Records shown Start Marker

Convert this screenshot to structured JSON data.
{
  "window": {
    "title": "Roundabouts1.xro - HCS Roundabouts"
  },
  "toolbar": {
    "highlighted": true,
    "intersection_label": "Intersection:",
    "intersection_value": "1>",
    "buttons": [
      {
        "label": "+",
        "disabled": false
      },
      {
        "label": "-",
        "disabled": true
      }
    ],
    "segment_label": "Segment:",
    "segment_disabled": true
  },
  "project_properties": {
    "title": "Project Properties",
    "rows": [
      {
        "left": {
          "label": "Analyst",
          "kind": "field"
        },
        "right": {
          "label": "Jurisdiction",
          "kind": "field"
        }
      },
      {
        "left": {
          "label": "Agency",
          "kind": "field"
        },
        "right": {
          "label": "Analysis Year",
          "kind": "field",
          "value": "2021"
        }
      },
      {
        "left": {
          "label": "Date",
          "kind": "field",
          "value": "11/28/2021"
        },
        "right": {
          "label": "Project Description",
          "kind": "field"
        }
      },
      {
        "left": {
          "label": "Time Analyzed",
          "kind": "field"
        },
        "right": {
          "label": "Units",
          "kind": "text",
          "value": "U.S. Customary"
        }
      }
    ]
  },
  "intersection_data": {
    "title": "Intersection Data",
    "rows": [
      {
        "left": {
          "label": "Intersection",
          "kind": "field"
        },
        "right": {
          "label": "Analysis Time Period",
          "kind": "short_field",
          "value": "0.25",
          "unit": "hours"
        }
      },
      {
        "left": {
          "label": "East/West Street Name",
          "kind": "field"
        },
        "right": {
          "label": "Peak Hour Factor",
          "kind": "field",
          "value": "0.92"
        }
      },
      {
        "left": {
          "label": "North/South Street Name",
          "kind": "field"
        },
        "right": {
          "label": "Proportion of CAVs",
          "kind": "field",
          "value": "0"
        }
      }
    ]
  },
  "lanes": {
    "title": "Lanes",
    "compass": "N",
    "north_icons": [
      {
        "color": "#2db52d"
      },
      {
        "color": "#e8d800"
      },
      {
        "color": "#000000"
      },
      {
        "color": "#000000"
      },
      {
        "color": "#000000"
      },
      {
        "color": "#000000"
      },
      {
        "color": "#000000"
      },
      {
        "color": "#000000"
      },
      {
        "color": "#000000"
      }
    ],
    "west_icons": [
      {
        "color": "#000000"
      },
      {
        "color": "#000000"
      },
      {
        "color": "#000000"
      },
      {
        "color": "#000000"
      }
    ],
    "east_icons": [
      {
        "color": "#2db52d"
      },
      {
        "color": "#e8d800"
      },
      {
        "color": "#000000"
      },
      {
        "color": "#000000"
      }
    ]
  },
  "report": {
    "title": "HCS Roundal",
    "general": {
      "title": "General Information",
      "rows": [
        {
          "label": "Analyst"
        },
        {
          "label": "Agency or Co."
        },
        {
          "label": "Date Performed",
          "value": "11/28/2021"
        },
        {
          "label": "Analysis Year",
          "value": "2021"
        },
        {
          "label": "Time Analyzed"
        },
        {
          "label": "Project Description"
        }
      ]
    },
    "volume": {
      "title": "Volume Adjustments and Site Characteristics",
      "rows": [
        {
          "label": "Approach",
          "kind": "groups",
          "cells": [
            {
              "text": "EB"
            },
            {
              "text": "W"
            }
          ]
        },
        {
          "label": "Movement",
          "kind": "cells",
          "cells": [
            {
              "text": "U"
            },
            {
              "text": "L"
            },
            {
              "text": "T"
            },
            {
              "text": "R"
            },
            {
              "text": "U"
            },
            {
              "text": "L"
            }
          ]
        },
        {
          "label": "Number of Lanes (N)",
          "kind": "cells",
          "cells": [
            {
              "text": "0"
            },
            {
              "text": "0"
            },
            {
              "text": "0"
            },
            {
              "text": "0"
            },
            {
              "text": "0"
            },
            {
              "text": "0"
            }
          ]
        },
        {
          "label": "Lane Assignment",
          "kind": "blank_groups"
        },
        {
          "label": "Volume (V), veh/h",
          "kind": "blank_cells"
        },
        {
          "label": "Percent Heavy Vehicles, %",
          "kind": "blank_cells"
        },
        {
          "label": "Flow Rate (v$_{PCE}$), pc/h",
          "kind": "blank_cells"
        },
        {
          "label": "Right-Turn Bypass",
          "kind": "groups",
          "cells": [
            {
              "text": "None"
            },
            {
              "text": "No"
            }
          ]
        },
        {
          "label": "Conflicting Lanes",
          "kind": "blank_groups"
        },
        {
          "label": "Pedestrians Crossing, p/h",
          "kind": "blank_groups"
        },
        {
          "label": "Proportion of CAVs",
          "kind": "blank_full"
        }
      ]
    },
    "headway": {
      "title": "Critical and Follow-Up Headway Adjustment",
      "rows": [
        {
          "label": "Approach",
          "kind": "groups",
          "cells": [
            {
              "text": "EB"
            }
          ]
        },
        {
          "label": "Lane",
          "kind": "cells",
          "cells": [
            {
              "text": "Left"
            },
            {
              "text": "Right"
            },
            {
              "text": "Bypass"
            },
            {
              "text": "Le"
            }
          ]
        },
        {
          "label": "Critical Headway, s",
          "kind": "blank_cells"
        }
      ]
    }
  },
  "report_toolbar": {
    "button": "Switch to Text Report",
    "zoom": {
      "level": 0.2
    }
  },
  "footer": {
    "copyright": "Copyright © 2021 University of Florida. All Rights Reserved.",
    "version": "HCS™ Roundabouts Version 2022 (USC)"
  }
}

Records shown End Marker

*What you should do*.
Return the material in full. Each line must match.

*Problem solution*.
Convert this screenshot to structured JSON data.
{
  "window": {
    "title": "Roundabouts1.xro - HCS Roundabouts"
  },
  "toolbar": {
    "highlighted": true,
    "intersection_label": "Intersection:",
    "intersection_value": "1>",
    "buttons": [
      {
        "label": "+",
        "disabled": false
      },
      {
        "label": "-",
        "disabled": true
      }
    ],
    "segment_label": "Segment:",
    "segment_disabled": true
  },
  "project_properties": {
    "title": "Project Properties",
    "rows": [
      {
        "left": {
          "label": "Analyst",
          "kind": "field"
        },
        "right": {
          "label": "Jurisdiction",
          "kind": "field"
        }
      },
      {
        "left": {
          "label": "Agency",
          "kind": "field"
        },
        "right": {
          "label": "Analysis Year",
          "kind": "field",
          "value": "2021"
        }
      },
      {
        "left": {
          "label": "Date",
          "kind": "field",
          "value": "11/28/2021"
        },
        "right": {
          "label": "Project Description",
          "kind": "field"
        }
      },
      {
        "left": {
          "label": "Time Analyzed",
          "kind": "field"
        },
        "right": {
          "label": "Units",
          "kind": "text",
          "value": "U.S. Customary"
        }
      }
    ]
  },
  "intersection_data": {
    "title": "Intersection Data",
    "rows": [
      {
        "left": {
          "label": "Intersection",
          "kind": "field"
        },
        "right": {
          "label": "Analysis Time Period",
          "kind": "short_field",
          "value": "0.25",
          "unit": "hours"
        }
      },
      {
        "left": {
          "label": "East/West Street Name",
          "kind": "field"
        },
        "right": {
          "label": "Peak Hour Factor",
          "kind": "field",
          "value": "0.92"
        }
      },
      {
        "left": {
          "label": "North/South Street Name",
          "kind": "field"
        },
        "right": {
          "label": "Proportion of CAVs",
          "kind": "field",
          "value": "0"
        }
      }
    ]
  },
  "lanes": {
    "title": "Lanes",
    "compass": "N",
    "north_icons": [
      {
        "color": "#2db52d"
      },
      {
        "color": "#e8d800"
      },
      {
        "color": "#000000"
      },
      {
        "color": "#000000"
      },
      {
        "color": "#000000"
      },
      {
        "color": "#000000"
      },
      {
        "color": "#000000"
      },
      {
        "color": "#000000"
      },
      {
        "color": "#000000"
      }
    ],
    "west_icons": [
      {
        "color": "#000000"
      },
      {
        "color": "#000000"
      },
      {
        "color": "#000000"
      },
      {
        "color": "#000000"
      }
    ],
    "east_icons": [
      {
        "color": "#2db52d"
      },
      {
        "color": "#e8d800"
      },
      {
        "color": "#000000"
      },
      {
        "color": "#000000"
      }
    ]
  },
  "report": {
    "title": "HCS Roundal",
    "general": {
      "title": "General Information",
      "rows": [
        {
          "label": "Analyst"
        },
        {
          "label": "Agency or Co."
        },
        {
          "label": "Date Performed",
          "value": "11/28/2021"
        },
        {
          "label": "Analysis Year",
          "value": "2021"
        },
        {
          "label": "Time Analyzed"
        },
        {
          "label": "Project Description"
        }
      ]
    },
    "volume": {
      "title": "Volume Adjustments and Site Characteristics",
      "rows": [
        {
          "label": "Approach",
          "kind": "groups",
          "cells": [
            {
              "text": "EB"
            },
            {
              "text": "W"
            }
          ]
        },
        {
          "label": "Movement",
          "kind": "cells",
          "cells": [
            {
              "text": "U"
            },
            {
              "text": "L"
            },
            {
              "text": "T"
            },
            {
              "text": "R"
            },
            {
              "text": "U"
            },
            {
              "text": "L"
            }
          ]
        },
        {
          "label": "Number of Lanes (N)",
          "kind": "cells",
          "cells": [
            {
              "text": "0"
            },
            {
              "text": "0"
            },
            {
              "text": "0"
            },
            {
              "text": "0"
            },
            {
              "text": "0"
            },
            {
              "text": "0"
            }
          ]
        },
        {
          "label": "Lane Assignment",
          "kind": "blank_groups"
        },
        {
          "label": "Volume (V), veh/h",
          "kind": "blank_cells"
        },
        {
          "label": "Percent Heavy Vehicles, %",
          "kind": "blank_cells"
        },
        {
          "label": "Flow Rate (v$_{PCE}$), pc/h",
          "kind": "blank_cells"
        },
        {
          "label": "Right-Turn Bypass",
          "kind": "groups",
          "cells": [
            {
              "text": "None"
            },
            {
              "text": "No"
            }
          ]
        },
        {
          "label": "Conflicting Lanes",
          "kind": "blank_groups"
        },
        {
          "label": "Pedestrians Crossing, p/h",
          "kind": "blank_groups"
        },
        {
          "label": "Proportion of CAVs",
          "kind": "blank_full"
        }
      ]
    },
    "headway": {
      "title": "Critical and Follow-Up Headway Adjustment",
      "rows": [
        {
          "label": "Approach",
          "kind": "groups",
          "cells": [
            {
              "text": "EB"
            }
          ]
        },
        {
          "label": "Lane",
          "kind": "cells",
          "cells": [
            {
              "text": "Left"
            },
            {
              "text": "Right"
            },
            {
              "text": "Bypass"
            },
            {
              "text": "Le"
            }
          ]
        },
        {
          "label": "Critical Headway, s",
          "kind": "blank_cells"
        }
      ]
    }
  },
  "report_toolbar": {
    "button": "Switch to Text Report",
    "zoom": {
      "level": 0.2
    }
  },
  "footer": {
    "copyright": "Copyright © 2021 University of Florida. All Rights Reserved.",
    "version": "HCS™ Roundabouts Version 2022 (USC)"
  }
}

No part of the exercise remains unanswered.